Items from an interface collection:
+ + + + +

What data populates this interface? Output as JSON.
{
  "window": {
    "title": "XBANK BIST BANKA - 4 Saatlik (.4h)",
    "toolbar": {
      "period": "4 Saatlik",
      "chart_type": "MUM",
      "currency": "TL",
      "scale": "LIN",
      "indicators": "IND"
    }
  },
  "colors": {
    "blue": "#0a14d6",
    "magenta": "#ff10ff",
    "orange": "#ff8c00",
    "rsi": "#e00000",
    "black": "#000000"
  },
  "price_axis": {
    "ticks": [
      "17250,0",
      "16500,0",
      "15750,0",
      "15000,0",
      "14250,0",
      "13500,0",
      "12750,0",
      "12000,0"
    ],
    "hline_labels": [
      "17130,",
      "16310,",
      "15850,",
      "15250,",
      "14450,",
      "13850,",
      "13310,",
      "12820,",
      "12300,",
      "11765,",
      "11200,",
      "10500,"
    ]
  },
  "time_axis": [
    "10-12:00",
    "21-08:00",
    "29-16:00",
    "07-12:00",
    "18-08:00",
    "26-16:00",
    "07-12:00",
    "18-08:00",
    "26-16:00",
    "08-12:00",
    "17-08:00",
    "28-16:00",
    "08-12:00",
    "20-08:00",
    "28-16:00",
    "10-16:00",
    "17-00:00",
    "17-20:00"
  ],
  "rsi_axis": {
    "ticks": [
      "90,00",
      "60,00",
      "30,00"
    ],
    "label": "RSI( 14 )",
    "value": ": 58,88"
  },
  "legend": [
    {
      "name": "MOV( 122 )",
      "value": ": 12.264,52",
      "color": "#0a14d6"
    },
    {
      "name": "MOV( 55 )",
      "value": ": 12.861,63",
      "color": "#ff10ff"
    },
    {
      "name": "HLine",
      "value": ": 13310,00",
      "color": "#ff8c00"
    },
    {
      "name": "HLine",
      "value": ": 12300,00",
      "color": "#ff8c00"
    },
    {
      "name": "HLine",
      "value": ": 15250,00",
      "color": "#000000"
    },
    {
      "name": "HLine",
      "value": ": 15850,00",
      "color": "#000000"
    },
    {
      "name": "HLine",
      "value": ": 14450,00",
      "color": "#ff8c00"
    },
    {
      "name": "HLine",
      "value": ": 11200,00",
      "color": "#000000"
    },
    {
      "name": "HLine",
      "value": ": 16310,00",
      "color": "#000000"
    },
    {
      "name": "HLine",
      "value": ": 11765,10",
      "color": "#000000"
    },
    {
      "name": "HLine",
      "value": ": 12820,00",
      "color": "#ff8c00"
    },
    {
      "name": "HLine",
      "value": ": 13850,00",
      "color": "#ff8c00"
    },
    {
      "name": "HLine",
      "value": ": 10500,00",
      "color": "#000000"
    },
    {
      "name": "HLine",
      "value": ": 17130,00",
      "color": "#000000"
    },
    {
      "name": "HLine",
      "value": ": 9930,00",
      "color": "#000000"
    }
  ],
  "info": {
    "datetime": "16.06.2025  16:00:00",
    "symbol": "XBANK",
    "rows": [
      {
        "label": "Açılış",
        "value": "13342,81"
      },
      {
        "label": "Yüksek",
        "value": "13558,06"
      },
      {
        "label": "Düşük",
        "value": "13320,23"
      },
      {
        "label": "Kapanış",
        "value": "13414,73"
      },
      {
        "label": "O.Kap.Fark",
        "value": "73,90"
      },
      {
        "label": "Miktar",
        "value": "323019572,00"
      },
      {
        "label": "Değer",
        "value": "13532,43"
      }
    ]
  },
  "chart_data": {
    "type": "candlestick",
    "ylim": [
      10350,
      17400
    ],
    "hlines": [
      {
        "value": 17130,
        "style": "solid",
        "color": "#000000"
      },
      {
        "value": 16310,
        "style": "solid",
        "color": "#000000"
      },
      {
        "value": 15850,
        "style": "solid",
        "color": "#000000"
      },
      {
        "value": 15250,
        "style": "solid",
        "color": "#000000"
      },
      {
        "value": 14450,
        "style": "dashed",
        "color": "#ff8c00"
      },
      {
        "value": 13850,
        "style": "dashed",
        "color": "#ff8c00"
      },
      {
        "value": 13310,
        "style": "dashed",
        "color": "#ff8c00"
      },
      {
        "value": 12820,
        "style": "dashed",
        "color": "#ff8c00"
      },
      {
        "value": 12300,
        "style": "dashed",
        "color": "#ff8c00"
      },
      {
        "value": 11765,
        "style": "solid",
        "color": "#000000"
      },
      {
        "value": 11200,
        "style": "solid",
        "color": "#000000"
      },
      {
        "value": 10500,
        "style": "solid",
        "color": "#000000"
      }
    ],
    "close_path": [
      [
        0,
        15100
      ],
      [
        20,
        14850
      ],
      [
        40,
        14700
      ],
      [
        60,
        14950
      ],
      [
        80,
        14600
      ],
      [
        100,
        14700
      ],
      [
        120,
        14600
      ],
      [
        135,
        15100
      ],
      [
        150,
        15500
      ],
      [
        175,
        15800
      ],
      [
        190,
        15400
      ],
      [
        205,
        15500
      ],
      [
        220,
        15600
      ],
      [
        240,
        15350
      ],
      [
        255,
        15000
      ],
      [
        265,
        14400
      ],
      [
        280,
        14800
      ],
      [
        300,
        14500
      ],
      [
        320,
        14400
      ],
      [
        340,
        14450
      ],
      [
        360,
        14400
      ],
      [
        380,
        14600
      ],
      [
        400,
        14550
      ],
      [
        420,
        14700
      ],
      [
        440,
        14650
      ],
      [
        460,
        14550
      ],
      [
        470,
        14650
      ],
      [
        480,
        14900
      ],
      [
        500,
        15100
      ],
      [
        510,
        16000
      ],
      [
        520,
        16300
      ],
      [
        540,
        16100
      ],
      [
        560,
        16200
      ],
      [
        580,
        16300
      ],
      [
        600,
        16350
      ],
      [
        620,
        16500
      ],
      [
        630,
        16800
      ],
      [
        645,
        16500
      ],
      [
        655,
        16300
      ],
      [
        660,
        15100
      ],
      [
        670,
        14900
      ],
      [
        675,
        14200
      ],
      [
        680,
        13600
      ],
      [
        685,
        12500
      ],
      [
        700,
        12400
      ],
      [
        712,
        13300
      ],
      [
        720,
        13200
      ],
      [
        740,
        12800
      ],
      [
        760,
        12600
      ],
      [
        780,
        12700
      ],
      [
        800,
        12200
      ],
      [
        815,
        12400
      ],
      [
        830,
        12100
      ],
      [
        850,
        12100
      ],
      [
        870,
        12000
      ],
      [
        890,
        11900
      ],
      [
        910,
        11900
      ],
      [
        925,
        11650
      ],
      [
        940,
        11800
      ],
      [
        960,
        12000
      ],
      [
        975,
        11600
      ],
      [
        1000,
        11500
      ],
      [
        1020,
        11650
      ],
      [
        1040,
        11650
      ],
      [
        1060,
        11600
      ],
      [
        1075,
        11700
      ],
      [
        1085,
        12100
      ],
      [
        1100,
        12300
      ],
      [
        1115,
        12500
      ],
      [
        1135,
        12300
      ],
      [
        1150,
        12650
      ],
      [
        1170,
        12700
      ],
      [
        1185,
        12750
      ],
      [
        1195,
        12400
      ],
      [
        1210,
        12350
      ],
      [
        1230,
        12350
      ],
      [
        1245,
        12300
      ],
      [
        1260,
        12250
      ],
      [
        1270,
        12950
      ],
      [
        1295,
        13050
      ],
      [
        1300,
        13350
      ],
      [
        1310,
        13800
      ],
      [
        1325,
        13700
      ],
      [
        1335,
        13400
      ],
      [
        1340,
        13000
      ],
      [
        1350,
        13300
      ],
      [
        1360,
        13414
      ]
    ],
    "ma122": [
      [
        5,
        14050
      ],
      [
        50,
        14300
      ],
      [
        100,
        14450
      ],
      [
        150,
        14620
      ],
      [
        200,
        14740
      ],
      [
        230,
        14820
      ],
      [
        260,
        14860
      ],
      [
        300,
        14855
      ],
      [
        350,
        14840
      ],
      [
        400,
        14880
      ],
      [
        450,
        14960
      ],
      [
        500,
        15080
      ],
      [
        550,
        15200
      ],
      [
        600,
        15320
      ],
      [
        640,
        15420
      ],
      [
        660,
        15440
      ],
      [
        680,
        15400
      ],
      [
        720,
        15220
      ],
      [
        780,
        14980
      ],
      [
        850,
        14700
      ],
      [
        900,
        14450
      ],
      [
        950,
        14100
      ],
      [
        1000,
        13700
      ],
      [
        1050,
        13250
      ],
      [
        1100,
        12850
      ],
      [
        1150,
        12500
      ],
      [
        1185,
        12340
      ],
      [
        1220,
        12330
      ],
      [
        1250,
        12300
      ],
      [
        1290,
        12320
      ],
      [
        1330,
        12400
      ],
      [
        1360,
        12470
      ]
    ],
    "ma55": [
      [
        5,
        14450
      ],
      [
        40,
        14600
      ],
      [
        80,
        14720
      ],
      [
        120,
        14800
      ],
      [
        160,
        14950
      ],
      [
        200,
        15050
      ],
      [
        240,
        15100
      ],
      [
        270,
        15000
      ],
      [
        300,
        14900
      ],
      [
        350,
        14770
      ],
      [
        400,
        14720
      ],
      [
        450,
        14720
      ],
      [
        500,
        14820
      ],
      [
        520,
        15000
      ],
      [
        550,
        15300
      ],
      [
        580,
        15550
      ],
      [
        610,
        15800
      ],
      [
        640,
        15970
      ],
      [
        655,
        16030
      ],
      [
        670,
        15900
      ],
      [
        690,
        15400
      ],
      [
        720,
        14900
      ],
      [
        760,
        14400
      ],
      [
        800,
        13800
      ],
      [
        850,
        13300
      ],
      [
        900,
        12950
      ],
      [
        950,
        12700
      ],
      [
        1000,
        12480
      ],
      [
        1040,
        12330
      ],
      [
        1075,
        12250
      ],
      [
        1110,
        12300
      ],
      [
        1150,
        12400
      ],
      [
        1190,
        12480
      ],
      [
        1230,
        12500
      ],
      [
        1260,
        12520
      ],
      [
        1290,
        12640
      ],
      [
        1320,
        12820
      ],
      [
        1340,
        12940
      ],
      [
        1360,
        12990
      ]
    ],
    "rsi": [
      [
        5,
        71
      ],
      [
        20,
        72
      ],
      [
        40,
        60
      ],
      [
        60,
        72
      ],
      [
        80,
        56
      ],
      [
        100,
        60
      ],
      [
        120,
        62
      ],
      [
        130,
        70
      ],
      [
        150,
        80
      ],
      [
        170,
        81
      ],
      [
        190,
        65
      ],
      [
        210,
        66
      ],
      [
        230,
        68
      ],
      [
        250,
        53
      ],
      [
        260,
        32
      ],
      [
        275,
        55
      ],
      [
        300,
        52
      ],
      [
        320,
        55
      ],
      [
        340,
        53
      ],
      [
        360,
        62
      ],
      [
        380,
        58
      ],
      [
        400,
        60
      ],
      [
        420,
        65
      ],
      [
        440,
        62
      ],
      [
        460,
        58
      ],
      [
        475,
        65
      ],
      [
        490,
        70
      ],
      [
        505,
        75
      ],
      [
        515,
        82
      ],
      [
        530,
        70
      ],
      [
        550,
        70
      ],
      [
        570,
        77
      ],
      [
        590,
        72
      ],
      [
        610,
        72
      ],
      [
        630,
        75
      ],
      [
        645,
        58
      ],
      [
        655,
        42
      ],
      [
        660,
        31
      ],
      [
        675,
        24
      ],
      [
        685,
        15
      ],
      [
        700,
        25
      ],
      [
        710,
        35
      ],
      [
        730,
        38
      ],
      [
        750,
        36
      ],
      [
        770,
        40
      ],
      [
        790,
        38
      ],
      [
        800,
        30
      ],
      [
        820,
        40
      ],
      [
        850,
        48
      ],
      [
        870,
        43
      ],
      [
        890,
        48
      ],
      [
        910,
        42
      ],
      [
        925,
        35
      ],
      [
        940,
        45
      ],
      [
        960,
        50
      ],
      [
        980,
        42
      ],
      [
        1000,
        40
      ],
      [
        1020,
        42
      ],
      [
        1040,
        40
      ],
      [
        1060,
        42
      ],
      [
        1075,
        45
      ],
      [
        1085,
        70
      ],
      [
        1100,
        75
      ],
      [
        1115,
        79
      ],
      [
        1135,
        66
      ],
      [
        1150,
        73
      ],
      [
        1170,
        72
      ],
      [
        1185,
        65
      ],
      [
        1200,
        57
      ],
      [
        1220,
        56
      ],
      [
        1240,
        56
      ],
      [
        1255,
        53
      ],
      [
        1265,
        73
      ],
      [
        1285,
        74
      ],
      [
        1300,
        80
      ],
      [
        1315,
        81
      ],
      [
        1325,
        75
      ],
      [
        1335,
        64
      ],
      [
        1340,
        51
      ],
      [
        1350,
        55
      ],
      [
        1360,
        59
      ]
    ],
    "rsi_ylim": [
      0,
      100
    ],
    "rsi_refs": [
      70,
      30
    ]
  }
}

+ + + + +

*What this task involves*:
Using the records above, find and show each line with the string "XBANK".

*Your solution*:
    "title": "XBANK BIST BANKA - 4 Saatlik (.4h)",
    "symbol": "XBANK",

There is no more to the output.